Asia must come to grips soon with the growing number of unemployed young people or it risks increasing social problems or even violence, as witnessed in cities in Europe and throughout the Arab world, say labour specialists.
“Seventy-five million youth, under the age of 24, across the world are currently unemployed — with almost half of them in Asia,” says John B. Trew, a youth employment specialist at Plan International.
“This is a very critical problem for the region which may pose a threat to stable development of these emerging economies. Some actions have to be taken now and everyone must see this as a shared responsibility rather than an individualistic concern.”
According to the UN International Labour Organization, the unemployment rate among people under 24 remained high at 12.6% last year and the total was expected to reach 95 million worldwide in 2015. Of this number, 14% will be in Southeast Asia countries alone.

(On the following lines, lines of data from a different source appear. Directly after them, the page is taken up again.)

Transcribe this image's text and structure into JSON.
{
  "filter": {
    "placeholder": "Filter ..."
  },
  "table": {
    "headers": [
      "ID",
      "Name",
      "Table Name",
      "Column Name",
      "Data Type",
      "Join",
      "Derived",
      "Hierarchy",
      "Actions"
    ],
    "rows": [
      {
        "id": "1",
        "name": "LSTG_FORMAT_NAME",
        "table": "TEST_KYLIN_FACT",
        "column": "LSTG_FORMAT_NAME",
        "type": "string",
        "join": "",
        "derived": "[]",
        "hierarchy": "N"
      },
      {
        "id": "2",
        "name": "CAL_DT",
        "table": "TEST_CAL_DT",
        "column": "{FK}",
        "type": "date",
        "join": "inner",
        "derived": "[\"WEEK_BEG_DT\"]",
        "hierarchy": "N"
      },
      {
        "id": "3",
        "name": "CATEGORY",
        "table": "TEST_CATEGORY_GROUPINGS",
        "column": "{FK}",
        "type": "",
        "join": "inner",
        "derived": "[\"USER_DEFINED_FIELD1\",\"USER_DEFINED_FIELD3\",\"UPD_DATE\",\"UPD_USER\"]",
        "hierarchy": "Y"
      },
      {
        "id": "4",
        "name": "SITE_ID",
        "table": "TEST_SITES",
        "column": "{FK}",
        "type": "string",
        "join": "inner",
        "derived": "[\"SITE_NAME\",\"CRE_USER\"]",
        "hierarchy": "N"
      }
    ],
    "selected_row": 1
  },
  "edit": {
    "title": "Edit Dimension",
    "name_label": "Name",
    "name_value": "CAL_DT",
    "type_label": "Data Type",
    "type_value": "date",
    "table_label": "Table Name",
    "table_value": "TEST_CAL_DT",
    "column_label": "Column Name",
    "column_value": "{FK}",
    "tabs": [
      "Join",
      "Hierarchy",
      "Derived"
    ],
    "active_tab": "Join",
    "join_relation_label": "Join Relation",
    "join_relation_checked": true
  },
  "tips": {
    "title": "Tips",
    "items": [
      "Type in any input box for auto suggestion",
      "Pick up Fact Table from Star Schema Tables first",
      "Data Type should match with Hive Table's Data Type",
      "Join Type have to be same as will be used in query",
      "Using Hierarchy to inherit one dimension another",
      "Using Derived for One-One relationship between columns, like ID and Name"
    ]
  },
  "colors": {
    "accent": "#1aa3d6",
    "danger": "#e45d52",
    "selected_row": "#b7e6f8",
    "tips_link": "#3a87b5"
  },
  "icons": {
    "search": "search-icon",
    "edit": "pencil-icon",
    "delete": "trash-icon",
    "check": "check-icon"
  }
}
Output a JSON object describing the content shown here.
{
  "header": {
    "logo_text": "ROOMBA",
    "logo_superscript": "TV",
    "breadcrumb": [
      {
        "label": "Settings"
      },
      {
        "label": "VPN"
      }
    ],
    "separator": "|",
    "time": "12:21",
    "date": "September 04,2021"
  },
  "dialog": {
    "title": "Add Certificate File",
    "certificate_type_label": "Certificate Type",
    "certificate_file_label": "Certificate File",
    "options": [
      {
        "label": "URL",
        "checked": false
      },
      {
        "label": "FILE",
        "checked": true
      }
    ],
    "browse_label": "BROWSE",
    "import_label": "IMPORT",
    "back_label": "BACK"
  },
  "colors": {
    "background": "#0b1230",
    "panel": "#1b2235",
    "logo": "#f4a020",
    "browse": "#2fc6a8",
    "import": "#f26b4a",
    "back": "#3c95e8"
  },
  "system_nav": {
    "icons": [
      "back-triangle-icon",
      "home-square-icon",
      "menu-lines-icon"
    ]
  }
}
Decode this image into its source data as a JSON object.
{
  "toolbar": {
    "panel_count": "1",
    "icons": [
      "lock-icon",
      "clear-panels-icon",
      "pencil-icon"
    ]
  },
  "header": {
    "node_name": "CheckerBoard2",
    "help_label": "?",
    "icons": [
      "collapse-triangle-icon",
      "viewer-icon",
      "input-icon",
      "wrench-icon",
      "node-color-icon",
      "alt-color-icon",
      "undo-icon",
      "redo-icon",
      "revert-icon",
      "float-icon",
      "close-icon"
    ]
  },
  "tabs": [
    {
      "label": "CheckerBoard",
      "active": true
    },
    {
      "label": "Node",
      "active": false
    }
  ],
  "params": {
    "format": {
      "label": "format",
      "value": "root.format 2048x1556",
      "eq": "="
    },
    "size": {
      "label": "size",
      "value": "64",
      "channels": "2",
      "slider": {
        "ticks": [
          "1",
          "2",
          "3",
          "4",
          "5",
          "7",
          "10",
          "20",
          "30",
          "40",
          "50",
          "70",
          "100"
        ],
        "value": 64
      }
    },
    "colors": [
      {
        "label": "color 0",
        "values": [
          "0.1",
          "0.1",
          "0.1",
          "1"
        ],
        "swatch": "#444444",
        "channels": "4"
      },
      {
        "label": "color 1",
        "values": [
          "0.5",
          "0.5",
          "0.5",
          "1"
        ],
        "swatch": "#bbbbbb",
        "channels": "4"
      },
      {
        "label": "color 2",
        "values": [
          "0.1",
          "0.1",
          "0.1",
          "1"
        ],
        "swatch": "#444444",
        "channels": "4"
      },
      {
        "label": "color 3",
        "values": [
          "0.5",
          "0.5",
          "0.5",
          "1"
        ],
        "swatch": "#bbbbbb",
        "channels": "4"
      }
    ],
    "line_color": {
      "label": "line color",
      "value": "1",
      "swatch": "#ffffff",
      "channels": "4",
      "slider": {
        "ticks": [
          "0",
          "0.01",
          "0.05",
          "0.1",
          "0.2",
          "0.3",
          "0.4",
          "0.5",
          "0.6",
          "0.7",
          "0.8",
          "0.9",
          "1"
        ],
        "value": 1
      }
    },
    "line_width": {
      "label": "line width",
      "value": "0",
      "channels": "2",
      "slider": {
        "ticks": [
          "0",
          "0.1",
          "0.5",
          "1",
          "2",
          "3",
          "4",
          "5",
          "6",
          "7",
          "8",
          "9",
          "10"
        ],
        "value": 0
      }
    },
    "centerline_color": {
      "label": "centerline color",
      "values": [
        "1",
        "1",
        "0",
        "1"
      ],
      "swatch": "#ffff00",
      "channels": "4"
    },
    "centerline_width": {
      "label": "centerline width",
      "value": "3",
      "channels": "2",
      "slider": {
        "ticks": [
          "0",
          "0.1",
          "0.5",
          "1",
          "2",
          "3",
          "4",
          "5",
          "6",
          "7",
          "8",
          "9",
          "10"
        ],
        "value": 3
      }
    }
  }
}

The ILO figures are just the tip of the iceberg. In many countries, underemployment among young people is a bigger problem than outright joblessness. Millions of young people can only find work sporadically, or they’re working at jobs far below the skill levels for which they were trained.
Since the global financial crisis in 2008, both developed countries and developing countries have witnessed a pronounced rise in youth unemployment rates, while vast numbers of young people working much below their capacities could become a problem for society.
“Youth unemployment is correlated with social problems such as crime, vandalism and drugs. Small demonstrations later could lead to social unrest which therefore creates instability for the whole society,” he said.
“What recently happened in Spain and in the Arab Spring was clear evidence of the transformational power of unemployed youth demanding greater attention and recognition of their plight.”
Once unemployed youths have been searching for work for 12-18 months, he added, hopelessness sets in and many of them are unlikely to get back on their desired career path again.
“The assumption of the children is that if they work hard in school and earn their degrees, they will get the jobs they wanted and become successful people. However, once they enter reality, their hopes are diminishing.
“The transition from school to work, together with the mismatch between labour demand and labour supply, are responsible for these. We need someone to play the middleman’s role, smoothing out the linkages of education and work.”
One of the common challenges is the lack of employer surveys to track skills needs, according to a Unesco report titled “School-to-Work Transition Information Bases” in the Asia-Pacific region. In some cases, employers don’t get involved in vocational training as much as they should. As well, many governments fail to reflect the results of labour market surveys in education policy.
The success of REACH, a dynamic NGO in Vietnam, is a good example of how to create strong links between vocational training and employers. It blends job skills training with life skills and work readiness, bridging the gap between the demand for skilled and professional employees. It has trained about 7,000 young people, more than 80% of whom have found jobs. The participants are taught practical, hands-on skills, trained and mentored by industry professionals.
Mr Trew said that in his many visits to training programmes across the region, he found the essential thing all students agreed on was the importance of “transferable skills”.
“It wasn’t learning how to work in food and beverages, it wasn’t how to be a graphic designer, but it is really learning basic skills about how to make the workplace an enjoyable place to be,” he said. “Team building, development skills and interpersonal skills are the things all the kids in the training find to be the most beneficial for them later on.”
Education reforms, constructive corporate engagement together with responsive governments are the keys to improving the job outlook for young people. Particularly in Southeast Asia, vocational education and training focused on a more market-driven approach will give people a better chance of finding decent work.
“We need to make sure that these notions of work and preparing youths for their transition are something that is not just as an individual concern but a shared responsibility across the board,” said Mr Trew.
“If we look at government expenditure, the amount of short-term capital spend each year to educate youth to be employable is significantly less compared to the long-term impact of extreme poverty and the series of social problems that may follow.
“If no serious action is taken at this stage, in five to 10 years’ time, youth joblessness in Asia will pose an unavoidable crisis to the region.”
About the author
Writer: Nithi Kaveevivitchai